-default may be "s2idle" even if :ref:`suspend-to-RAM <s2ram>` is supported.
+by the value of the ``mem_sleep_default`` parameter in the kernel command line.
+On some systems with ACPI, depending on the information in the ACPI tables, the
+default may be "s2idle" even if :ref:`suspend-to-RAM <s2ram>` is supported in
+principle.
diff --git a/Documentation/power/interface.rst b/Documentation/power/interface.rst
deleted file mode 100644
index 8d270ed27228..000000000000
--- a/Documentation/power/interface.rst
+++ /dev/null
@@ -1,79 +0,0 @@
-===========================================
-Power Management Interface for System Sleep
-===========================================
-
-Copyright (c) 2016 Intel Corp., Rafael J. Wysocki <rafael.j.wysocki@intel.com>
-
-The power management subsystem provides userspace with a unified sysfs interface

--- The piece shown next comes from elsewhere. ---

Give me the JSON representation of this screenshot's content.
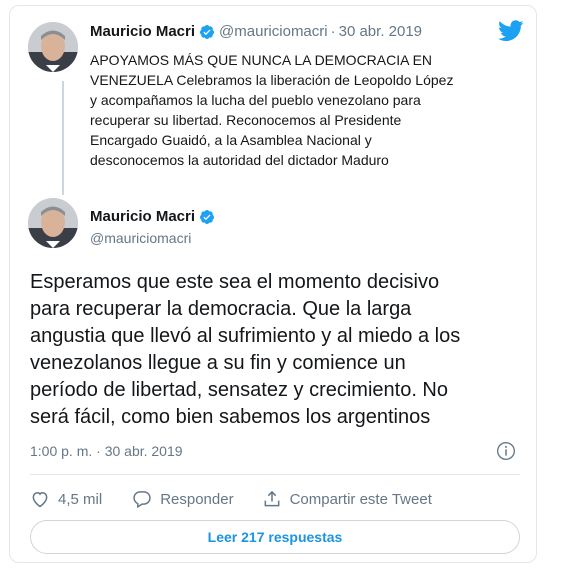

-for system sleep regardless of the underlying system architecture or platform.
-The interface is located in the /sys/power/ directory (assuming that sysfs is

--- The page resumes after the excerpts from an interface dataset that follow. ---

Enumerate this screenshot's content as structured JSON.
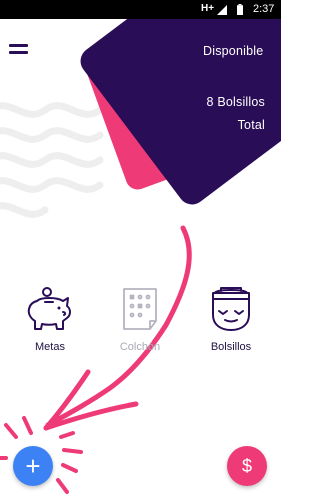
{
  "status_bar": {
    "network": "H+",
    "time": "2:37"
  },
  "card": {
    "available_label": "Disponible",
    "pockets_label": "8 Bolsillos",
    "total_label": "Total"
  },
  "categories": [
    {
      "label": "Metas",
      "icon": "piggy-bank-icon"
    },
    {
      "label": "Colchón",
      "icon": "mattress-icon"
    },
    {
      "label": "Bolsillos",
      "icon": "pocket-icon"
    }
  ],
  "fabs": {
    "add_symbol": "+",
    "money_symbol": "$"
  },
  "colors": {
    "brand_dark": "#2a0d57",
    "accent_pink": "#ef3a78",
    "fab_blue": "#3d82f5"
  }
}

-mounted at /sys).
-
-/sys/power/state is the system sleep state control file.
-
-Reading from it returns a list of supported sleep states, encoded as:

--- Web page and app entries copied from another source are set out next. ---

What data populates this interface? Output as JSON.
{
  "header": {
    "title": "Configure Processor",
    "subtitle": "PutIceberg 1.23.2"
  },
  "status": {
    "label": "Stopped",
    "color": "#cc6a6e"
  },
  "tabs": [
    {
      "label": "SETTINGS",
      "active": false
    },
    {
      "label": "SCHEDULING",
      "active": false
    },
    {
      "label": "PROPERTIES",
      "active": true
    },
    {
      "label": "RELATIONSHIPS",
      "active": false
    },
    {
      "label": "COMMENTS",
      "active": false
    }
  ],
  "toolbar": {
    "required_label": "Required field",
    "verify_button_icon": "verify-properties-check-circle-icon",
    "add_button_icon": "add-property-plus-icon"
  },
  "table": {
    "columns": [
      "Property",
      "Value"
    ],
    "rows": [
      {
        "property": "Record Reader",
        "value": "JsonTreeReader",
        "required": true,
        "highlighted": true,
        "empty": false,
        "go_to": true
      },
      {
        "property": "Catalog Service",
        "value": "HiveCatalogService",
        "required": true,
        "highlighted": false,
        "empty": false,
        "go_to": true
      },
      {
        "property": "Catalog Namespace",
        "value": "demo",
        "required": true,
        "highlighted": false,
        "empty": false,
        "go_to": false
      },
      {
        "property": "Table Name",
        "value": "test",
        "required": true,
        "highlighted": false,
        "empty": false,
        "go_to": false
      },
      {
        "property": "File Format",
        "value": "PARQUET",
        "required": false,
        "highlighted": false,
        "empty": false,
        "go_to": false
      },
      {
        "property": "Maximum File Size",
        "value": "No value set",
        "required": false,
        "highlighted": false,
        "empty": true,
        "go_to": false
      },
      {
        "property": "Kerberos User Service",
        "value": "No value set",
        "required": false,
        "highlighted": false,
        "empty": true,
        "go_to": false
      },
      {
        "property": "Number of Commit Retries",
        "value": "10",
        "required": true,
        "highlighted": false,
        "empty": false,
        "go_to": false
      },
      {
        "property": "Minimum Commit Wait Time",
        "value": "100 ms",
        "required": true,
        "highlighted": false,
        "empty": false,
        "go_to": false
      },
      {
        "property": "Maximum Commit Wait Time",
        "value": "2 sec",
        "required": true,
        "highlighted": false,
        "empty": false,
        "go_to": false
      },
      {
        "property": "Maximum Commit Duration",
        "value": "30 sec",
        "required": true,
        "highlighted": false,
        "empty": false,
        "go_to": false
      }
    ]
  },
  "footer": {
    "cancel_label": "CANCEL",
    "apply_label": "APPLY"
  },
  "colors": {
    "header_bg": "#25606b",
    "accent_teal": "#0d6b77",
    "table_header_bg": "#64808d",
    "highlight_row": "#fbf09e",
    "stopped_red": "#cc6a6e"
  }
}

-
-- 'freeze' (Suspend-to-Idle)
-- 'standby' (Power-On Suspend)
-- 'mem' (Suspend-to-RAM)
-- 'disk' (Suspend-to-Disk)
-
-Suspend-to-Idle is always supported. Suspend-to-Disk is always supported
-too as long the kernel has been configured to support hibernation at all
-(ie. CONFIG_HIBERNATION is set in the kernel configuration file). Support
-for Suspend-to-RAM and Power-On Suspend depends on the capabilities of the
-platform.
-
-If one of the strings listed in /sys/power/state is written to it, the system
-will attempt to transition into the corresponding sleep state. Refer to
-Documentation/admin-guide/pm/sleep-states.rst for a description of each of
-those states.
-
-/sys/power/disk controls the operating mode of hibernation (Suspend-to-Disk).
-Specifically, it tells the kernel what to do after creating a hibernation image.
-
-Reading from it returns a list of supported options encoded as:
-
-- 'platform' (put the system into sleep using a platform-provided method)
-- 'shutdown' (shut the system down)
-- 'reboot' (reboot the system)
-- 'suspend' (trigger a Suspend-to-RAM transition)
-- 'test_resume' (resume-after-hibernation test mode)
-
-The currently selected option is printed in square brackets.
-
-The 'platform' option is only available if the platform provides a special
-mechanism to put the system to sleep after creating a hibernation image (ACPI
-does that, for example). The 'suspend' option is available if Suspend-to-RAM
-is supported. Refer to Documentation/power/basic-pm-debugging.rst for the
-description of the 'test_resume' option.
-
-To select an option, write the string representing it to /sys/power/disk.
-
-/sys/power/image_size controls the size of hibernation images.
-
-It can be written a string representing a non-negative integer that will be
-used as a best-effort upper limit of the image size, in bytes. The hibernation
-core will do its best to ensure that the image size will not exceed that number.
-However, if that turns out to be impossible to achieve, a hibernation image will
-still be created and its size will be as small as possible. In particular,
-writing '0' to this file will enforce hibernation images to be as small as
-possible.
-
-Reading from this file returns the current image size limit, which is set to
-around 2/5 of available RAM by default.
-
-/sys/power/pm_trace controls the PM trace mechanism saving the last suspend
-or resume event point in the RTC across reboots.
-
-It helps to debug hard lockups or reboots due to device driver failures that
-occur during system suspend or resume (which is more common) more effectively.
-
-If /sys/power/pm_trace contains '1', the fingerprint of each suspend/resume
-event point in turn will be stored in the RTC memory (overwriting the actual
-RTC information), so it will survive a system crash if one occurs right after
-storing it and it can be used later to identify the driver that caused the crash
-to happen (see Documentation/power/s2ram.rst for more information).
-
-Initially it contains '0' which may be changed to '1' by writing a string
-representing a nonzero integer into it.